The late Lana Clarkson's friends worry that writer-director David Mamet will portray Spector as an innocent man
David Mamet’s newest project – an HBO movie about record producer and murderer Phil Spector – is under fire from friends of the woman whom the crazy-haired Spector is convicted of killing.
Friends of Lana Clarkson are afraid of how Mamet will portray the late actress, and are threatening to protest the movie and organize a campaign to keep it from winning any Emmy Awards.
It’s a high-wattage project: Al Pacino plays Spector, with Bette Midler and Jeffrey Tambor as his lawyers.
But Edward Lozzi, a public relations executive who told TheWrap he used to date Clarkson (left), said he doesn’t like some of the comments Mamet has made about Spector – whom the writer has said may be innocent.
“Is that the way it’s going to be portrayed?” Lozzi asked TheWrap. “That means automatically he is going to portray Lana Clarkson as being responsible for her own death.”
Spector’s lawyers claimed that Clarkson killed herself.
If that’s how the movie portrays Clarkson’s death, Lozzi said, “we intend to put a campaign on with the Academy members to make sure there are no Emmy nominations for a motion picture that’s a lie and hurts people who are alive today.”
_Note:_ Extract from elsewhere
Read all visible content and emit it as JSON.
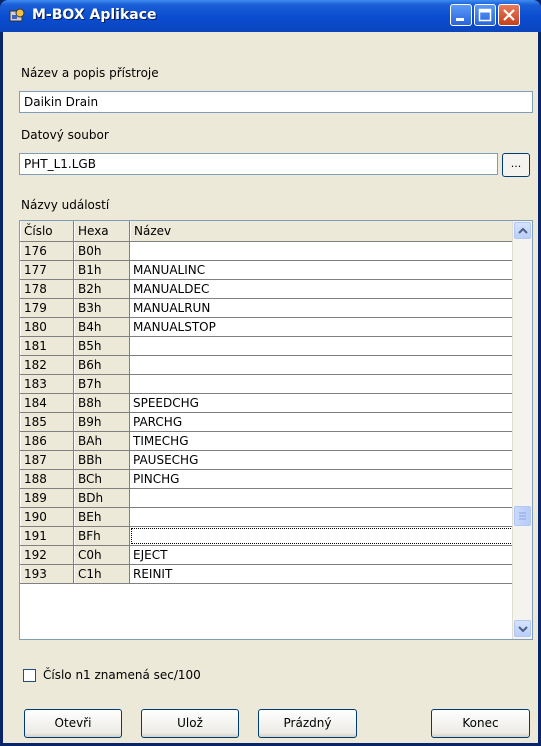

He is particularly upset over comments Mamet made to the Financial Times.
“I don’t think he’s guilty,” Mamet told the newspaper. “I definitely think there is reasonable doubt … They should never have sent him away. Whether he did it or not, we’ll never know but if he’d just been a regular citizen, they never would have indicted him.”
In a letter to Mamet, Lozzi asked, “Will you portray her as the loving beautiful actress and comedian she was … Or will you go the low road as did Team Spector, portraying her as a casting couch dope-whore hell bent on picking up Spector for kicks and then blowing her brains out in his back doorway, depressed about turning 40?”
Lozzi hasn’t heard back from Mamet. But he wants the writer – whose newest book, “The Secret Knowledge: On the Dismantling of American Culture,” was published by Penguin’s conservative political imprint – to know that he and Clarkson’s other friends are watching.
Emails from TheWrap to Mamet’s office were not returned. But HBO noted that the movie is still filming.
In a statement to TheWrap, the cable network said that “HBO has a long tradition of capturing real life events on film. We think our track record of dealing with the complex adaptation of history speaks for itself and we hope people will reserve judgment until they have seen the film.”
The problem, Lozzi said, said, is that HBO tends to make really entertaining movies.
“You know it’s going to be a fantastic movie,” he said. “You’ve got the best people in Hollywood. You’ve got Oscar winners. It’s going to be a great movie – which makes it worse,” he said. “What are people going to remember? The trial and what really happened or are they going to remember this movie? I hate it when people rewrite history for creative purposes.”
He said he was responsible for the no-Oscar campaign against the 1999 Denzel Washington movie “The Hurricane.”
He said he’s ready to launch another, although he hopes he won’t have to.
“If he trashes Lana, I will,” he said. “Maybe he won’t. Maybe we’ll say all of this concern … is going to be for naught, which we’re hoping.”